Excursion Limit Recommendation (ELR): excursions in worker exposure levels may exceed 3 times the TLV-TWA for no more than a total of 30 minutes during a work day, and under no circumstances should they exceed 5 times the TLV-TWA, provided that the TLV-TWA is not exceeded. [13]


Other standards, regulations and guidelines:

GHS05: corrosion. GSH07: exclamation mark.

R37: irritation to respiratory system. R38_ irritating to skin. R41: risk of serious damage to eyes.

S2: keep out of the reach of children. S25: avoid eye contact. S26: in case of contact with eyes, rinse immediately and seek medical advice. S37: wear suitable gloves. S39: wear eye/ face protection. [3]


8th of April, 2018


29th of May, 2018



[1] PubChem (Open Chemistry Database)

[2] eCHEM (The Global Portal to Information on Chemical Substances)

[3] ECHA (European Chemicals Agency)

[4] INCHEM (Chemical Safety Information from Intergovernmental Organizations)

 [5] TOXNET (Toxicology Data Network)

[6] Osol, A. (ed.). Remington's Pharmaceutical Sciences. 16th ed. Easton, Pennsylvania: Mack Publishing Co., 1980., p. 1267; through TOXNET

[7] O'Neil, M.J. (ed.). The Merck Index - An Encyclopedia of Chemicals, Drugs, and Biologicals. Cambridge, UK: Royal Society of Chemistry, 2013., p. 294; through TOXNET

[8] Lewis, R.J. Sr.; Hawley's Condensed Chemical Dictionary 15th Edition. John Wiley & Sons, Inc. New York, NY 2007., p. 21; through TOXNET

[9] U.S. Department of Transportation. 2012 Emergency Response Guidebook. Washington, D.C. 2012; through TOXNET

[10] European Chemicals Bureau; IUCLID Dataset, Calcium Oxide (1305-78-8). Available from, as of February 7, 2014; through TOXNET

[11] National Fire Protection Association; Fire Protection Guide to Hazardous Materials. 14TH Edition, Quincy, MA 2010, p. 491-43; through TOXNET

[12] NIOSH. NIOSH Pocket Guide to Chemical Hazards.

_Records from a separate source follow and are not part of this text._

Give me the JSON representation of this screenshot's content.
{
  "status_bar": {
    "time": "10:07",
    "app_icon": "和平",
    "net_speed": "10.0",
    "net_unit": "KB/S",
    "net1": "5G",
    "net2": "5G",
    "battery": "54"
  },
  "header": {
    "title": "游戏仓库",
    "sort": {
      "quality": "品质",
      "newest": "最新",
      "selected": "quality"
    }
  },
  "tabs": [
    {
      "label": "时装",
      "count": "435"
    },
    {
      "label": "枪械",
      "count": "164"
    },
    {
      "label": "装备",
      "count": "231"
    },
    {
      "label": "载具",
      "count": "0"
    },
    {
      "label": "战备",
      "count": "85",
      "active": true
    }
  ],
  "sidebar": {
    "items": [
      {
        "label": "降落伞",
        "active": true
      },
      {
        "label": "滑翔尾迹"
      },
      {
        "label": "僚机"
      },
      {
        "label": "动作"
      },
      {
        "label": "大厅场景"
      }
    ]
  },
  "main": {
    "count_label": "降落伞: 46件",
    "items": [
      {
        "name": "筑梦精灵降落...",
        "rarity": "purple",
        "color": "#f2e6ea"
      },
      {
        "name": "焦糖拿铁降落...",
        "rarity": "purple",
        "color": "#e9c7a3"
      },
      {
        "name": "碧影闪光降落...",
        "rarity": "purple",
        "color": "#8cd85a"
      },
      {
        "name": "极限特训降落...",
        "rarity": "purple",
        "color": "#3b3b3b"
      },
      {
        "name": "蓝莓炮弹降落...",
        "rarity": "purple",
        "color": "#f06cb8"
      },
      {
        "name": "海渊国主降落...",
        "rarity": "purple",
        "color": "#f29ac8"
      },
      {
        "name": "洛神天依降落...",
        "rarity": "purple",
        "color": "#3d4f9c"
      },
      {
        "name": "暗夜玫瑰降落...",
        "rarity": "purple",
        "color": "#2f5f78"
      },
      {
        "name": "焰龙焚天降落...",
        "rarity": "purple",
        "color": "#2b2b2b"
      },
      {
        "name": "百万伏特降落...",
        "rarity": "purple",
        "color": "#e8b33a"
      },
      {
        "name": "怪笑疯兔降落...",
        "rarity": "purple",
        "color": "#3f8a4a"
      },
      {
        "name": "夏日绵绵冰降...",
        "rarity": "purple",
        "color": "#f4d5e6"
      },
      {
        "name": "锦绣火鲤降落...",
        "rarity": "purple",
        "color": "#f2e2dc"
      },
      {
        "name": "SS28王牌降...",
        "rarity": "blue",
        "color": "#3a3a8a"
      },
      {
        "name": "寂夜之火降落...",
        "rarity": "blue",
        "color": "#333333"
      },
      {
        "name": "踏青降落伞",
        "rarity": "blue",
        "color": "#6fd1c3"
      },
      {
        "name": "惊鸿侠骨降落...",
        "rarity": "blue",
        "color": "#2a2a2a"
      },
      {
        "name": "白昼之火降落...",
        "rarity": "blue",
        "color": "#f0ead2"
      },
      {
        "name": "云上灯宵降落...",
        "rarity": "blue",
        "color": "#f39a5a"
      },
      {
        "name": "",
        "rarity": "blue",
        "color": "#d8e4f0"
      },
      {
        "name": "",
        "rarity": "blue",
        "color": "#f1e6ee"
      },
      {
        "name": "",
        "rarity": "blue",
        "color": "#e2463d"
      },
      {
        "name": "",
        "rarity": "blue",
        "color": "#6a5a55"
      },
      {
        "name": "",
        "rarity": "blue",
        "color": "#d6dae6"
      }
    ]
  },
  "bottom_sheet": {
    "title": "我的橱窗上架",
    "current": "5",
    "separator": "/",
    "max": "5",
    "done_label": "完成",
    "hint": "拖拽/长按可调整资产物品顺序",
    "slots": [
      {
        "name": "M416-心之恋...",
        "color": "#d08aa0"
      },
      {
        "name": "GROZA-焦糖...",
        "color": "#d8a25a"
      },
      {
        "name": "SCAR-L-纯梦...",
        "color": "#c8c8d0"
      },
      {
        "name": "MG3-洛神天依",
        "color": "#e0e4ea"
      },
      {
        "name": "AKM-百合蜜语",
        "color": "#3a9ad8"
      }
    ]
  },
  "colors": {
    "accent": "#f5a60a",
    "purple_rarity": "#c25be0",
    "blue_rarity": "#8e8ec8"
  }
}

Department of Health & Human Services, Centers for Disease Control & Prevention. National Institute for Occupational Safety & Health. DHHS (NIOSH) Publication No. 2010-168 (2010); through TOXNET

[13] American Conference of Governmental Industrial Hygienists. Threshold Limit Values for Chemical Substances and Physical Agents and Biological Exposure Indices. ACGIH, Cincinnati, OH 2014, p. 17; through TOXNET

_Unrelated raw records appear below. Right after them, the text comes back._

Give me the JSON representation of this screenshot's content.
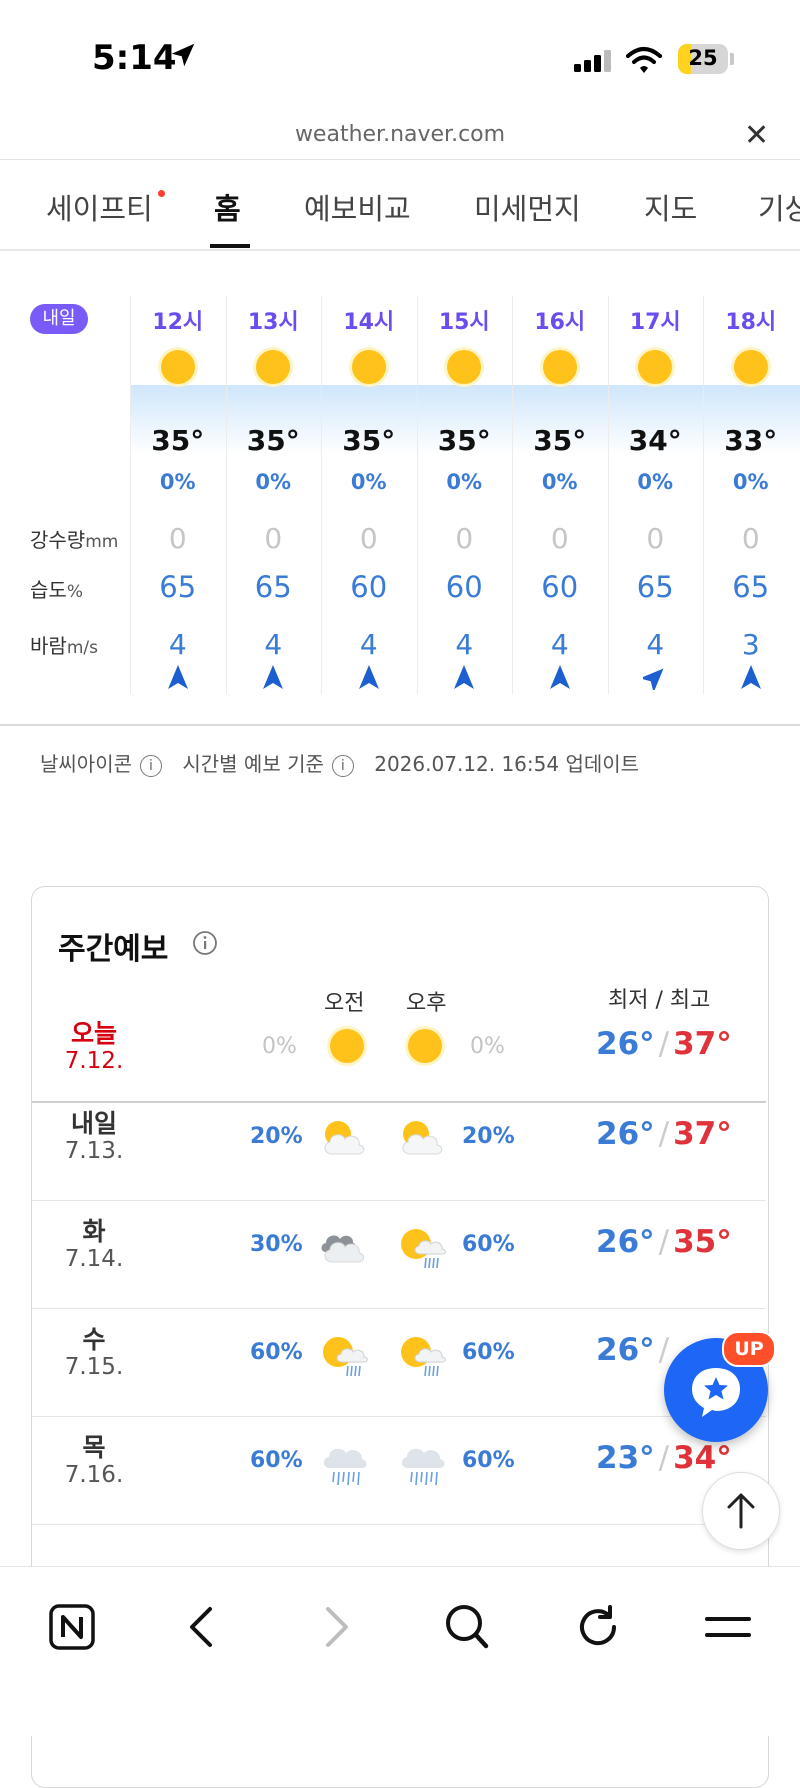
{
  "status_bar": {
    "time": "5:14",
    "battery": "25",
    "battery_level": 0.25
  },
  "browser": {
    "url": "weather.naver.com"
  },
  "tabs": [
    {
      "label": "세이프티",
      "dot": true
    },
    {
      "label": "홈",
      "active": true
    },
    {
      "label": "예보비교"
    },
    {
      "label": "미세먼지"
    },
    {
      "label": "지도"
    },
    {
      "label": "기상"
    }
  ],
  "hourly": {
    "badge": "내일",
    "labels": {
      "precip": "강수량",
      "precip_unit": "mm",
      "humidity": "습도",
      "humidity_unit": "%",
      "wind": "바람",
      "wind_unit": "m/s"
    },
    "hours": [
      {
        "hour": "12시",
        "icon": "sun-icon",
        "temp": "35°",
        "pop": "0%",
        "precip": "0",
        "humidity": "65",
        "wind": "4",
        "wind_dir": "north"
      },
      {
        "hour": "13시",
        "icon": "sun-icon",
        "temp": "35°",
        "pop": "0%",
        "precip": "0",
        "humidity": "65",
        "wind": "4",
        "wind_dir": "north"
      },
      {
        "hour": "14시",
        "icon": "sun-icon",
        "temp": "35°",
        "pop": "0%",
        "precip": "0",
        "humidity": "60",
        "wind": "4",
        "wind_dir": "north"
      },
      {
        "hour": "15시",
        "icon": "sun-icon",
        "temp": "35°",
        "pop": "0%",
        "precip": "0",
        "humidity": "60",
        "wind": "4",
        "wind_dir": "north"
      },
      {
        "hour": "16시",
        "icon": "sun-icon",
        "temp": "35°",
        "pop": "0%",
        "precip": "0",
        "humidity": "60",
        "wind": "4",
        "wind_dir": "north"
      },
      {
        "hour": "17시",
        "icon": "sun-icon",
        "temp": "34°",
        "pop": "0%",
        "precip": "0",
        "humidity": "65",
        "wind": "4",
        "wind_dir": "northeast"
      },
      {
        "hour": "18시",
        "icon": "sun-icon",
        "temp": "33°",
        "pop": "0%",
        "precip": "0",
        "humidity": "65",
        "wind": "3",
        "wind_dir": "north"
      }
    ],
    "footer": {
      "weather_icon_label": "날씨아이콘",
      "basis_label": "시간별 예보 기준",
      "updated": "2026.07.12. 16:54 업데이트"
    }
  },
  "weekly": {
    "title": "주간예보",
    "am_label": "오전",
    "pm_label": "오후",
    "minmax_label": "최저 / 최고",
    "days": [
      {
        "day": "오늘",
        "date": "7.12.",
        "am_pop": "0%",
        "am_icon": "sun-icon",
        "pm_icon": "sun-icon",
        "pm_pop": "0%",
        "min": "26°",
        "max": "37°",
        "today": true
      },
      {
        "day": "내일",
        "date": "7.13.",
        "am_pop": "20%",
        "am_icon": "partly-cloudy-icon",
        "pm_icon": "partly-cloudy-icon",
        "pm_pop": "20%",
        "min": "26°",
        "max": "37°"
      },
      {
        "day": "화",
        "date": "7.14.",
        "am_pop": "30%",
        "am_icon": "cloudy-icon",
        "pm_icon": "sun-rain-icon",
        "pm_pop": "60%",
        "min": "26°",
        "max": "35°"
      },
      {
        "day": "수",
        "date": "7.15.",
        "am_pop": "60%",
        "am_icon": "sun-rain-icon",
        "pm_icon": "sun-rain-icon",
        "pm_pop": "60%",
        "min": "26°",
        "max": ""
      },
      {
        "day": "목",
        "date": "7.16.",
        "am_pop": "60%",
        "am_icon": "rain-icon",
        "pm_icon": "rain-icon",
        "pm_pop": "60%",
        "min": "23°",
        "max": "34°"
      }
    ]
  },
  "floating": {
    "up_badge": "UP"
  },
  "colors": {
    "accent_blue": "#3a7bd5",
    "hot_red": "#e0323a",
    "badge_purple": "#7a5af8",
    "fab_blue": "#1e66f5"
  }
}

[14] [International Program on Chemical Safety/Commission of the European Union; International Chemical Safety Card on Calcium Oxide (1305-78-8). Available from, as of 02.11.2014; through TOXNET

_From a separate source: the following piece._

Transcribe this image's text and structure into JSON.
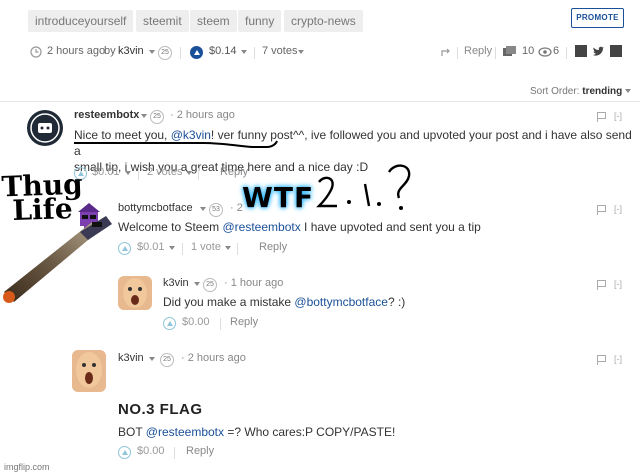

[15] US EPA; Inventory Update Reporting (IUR). Non-confidential 2006 IUR Records by Chemical, including Manufacturing, Processing and Use Information. Washington, DC: U.S. Environmental Protection Agency. Available from, as of Jan 13, 2014; through TOXNET

[16] Das BK, Das N; Chemosphere 61 (2): 186-91 (2005); through TOXNET

[17] IOP Science